Portrait Of My Mother Pencil on Paper by Guru Kaur
"It's not very flattering, is it, as a portrait of your mother" said the man standing next to me as we both looked, somewhat dazed and confused, at Juan Gris' Portrait of Artist's Mother painted when he was at the height of his Cubist phase.
And yet, within that major Cubism retrospective of the early 1980s it is that painting which most got me thinking about the relationship between the artist and his subject, his subject and her beauty, the painter and his projections, the viewer and the work of art now hung on a gallery wall, framed and insured for millions and millions. "Your mother wouldn't like it if you painted her like that" he continued, with the sure knowledge only a husband can have.
It was unlikely at the time because I didn't draw; that was my mother's dream, for her to go to art school. Some twenty odd years later though I did have the opportunity of creating a portrait of my mother.
It was a blissful sunny day and it seemed foolhardy not to walk round to her flat and wheel her along the river and through the urban woodland. On the way, she asked if she could come over to see the sanctuary of my little City garden. We came back here and she sat in the conservatory admiring the blossoming of the roses, their heady scent touching a part of her brain which allowed her to travel through time and find words which we always felt for sure ought to be in the Oxford English Dictionary and never were. Of all the many, many hours I spent with her, both in my childhood, youth and then as a grown-up caring for her, it is this moment that most sums up our relationship.
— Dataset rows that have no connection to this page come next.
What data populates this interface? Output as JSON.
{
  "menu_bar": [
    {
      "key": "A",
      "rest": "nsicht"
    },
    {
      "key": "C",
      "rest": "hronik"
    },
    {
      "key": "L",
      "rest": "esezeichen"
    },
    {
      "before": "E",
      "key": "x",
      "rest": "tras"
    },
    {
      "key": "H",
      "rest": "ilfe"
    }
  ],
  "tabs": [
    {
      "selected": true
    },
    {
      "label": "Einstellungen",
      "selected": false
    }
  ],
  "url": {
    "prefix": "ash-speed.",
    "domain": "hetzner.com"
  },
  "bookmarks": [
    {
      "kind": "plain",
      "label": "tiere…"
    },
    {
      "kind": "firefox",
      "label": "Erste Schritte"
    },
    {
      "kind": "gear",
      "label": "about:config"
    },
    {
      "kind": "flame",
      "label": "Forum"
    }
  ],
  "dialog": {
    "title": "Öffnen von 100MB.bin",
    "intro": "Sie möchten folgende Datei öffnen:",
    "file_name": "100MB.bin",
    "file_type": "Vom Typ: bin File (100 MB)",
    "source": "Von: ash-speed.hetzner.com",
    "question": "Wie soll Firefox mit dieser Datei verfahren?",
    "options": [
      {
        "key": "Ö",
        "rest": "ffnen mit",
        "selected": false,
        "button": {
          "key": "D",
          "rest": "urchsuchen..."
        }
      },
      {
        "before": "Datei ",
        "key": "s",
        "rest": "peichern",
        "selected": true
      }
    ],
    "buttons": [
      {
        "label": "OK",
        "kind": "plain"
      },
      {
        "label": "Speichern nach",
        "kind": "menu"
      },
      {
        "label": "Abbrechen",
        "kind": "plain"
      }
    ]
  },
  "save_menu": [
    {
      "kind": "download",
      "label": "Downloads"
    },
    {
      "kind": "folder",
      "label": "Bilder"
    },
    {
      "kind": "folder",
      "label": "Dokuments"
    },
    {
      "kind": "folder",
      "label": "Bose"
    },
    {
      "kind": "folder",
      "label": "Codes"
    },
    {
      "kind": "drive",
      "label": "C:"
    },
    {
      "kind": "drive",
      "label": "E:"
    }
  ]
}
In those ten minutes or so that I sketched her, anticipating the full painting with the flowers behind, I understood how deep the gift is that a mother can give her child.
The seismic brain haemorrhage she suffered 16 years ago was in many ways a stroke of genius. She simply changed the entire landscape of all those around her. As my father said at the time "I never thought that things like this would ever happen to a family like ours". No longer did we deal in the trivia of family life; our discussions became about life and death.
Last night those questions faded with her last breath as she finally released herself from this physical world.
While sitting last week in the BBC's basement studio waiting to be interviewed live I had a flashback to a similar wait in a small room to hear the prognosis of the doctor examining my mother that first night of the stroke: she may not make it through the night. When I came on air, Sonia asked me what was the moment when my life changed and I talked about how when I had arrived at the hospital as my mother was convulsing in pain as the paralysis was invading her body she looked at me and said "I am not ready to die yet; I haven't lived my life." You can listen to the full interview here.
In the years that followed I have learnt to face many adversities, death included, but also seen how my mother, and life itself, became a reflection, just as a work of art might, to reveal people's preconceptions, prejudices, distastes for disability. I saw how people often don't like to be reminded of their own mortality, their own weaknesses, that there's more to life than what they see.
Attitudes have changed considerably in the intervening years: a recent Act of Parliament defines disability as an experience of barriers. On that basis we are all disabled, whether it's mental, emotional, physical or even financial.
For me, that is the greatest gift that she gave me: to challenge preconceptions and to live life to the full.
May she rest in peace.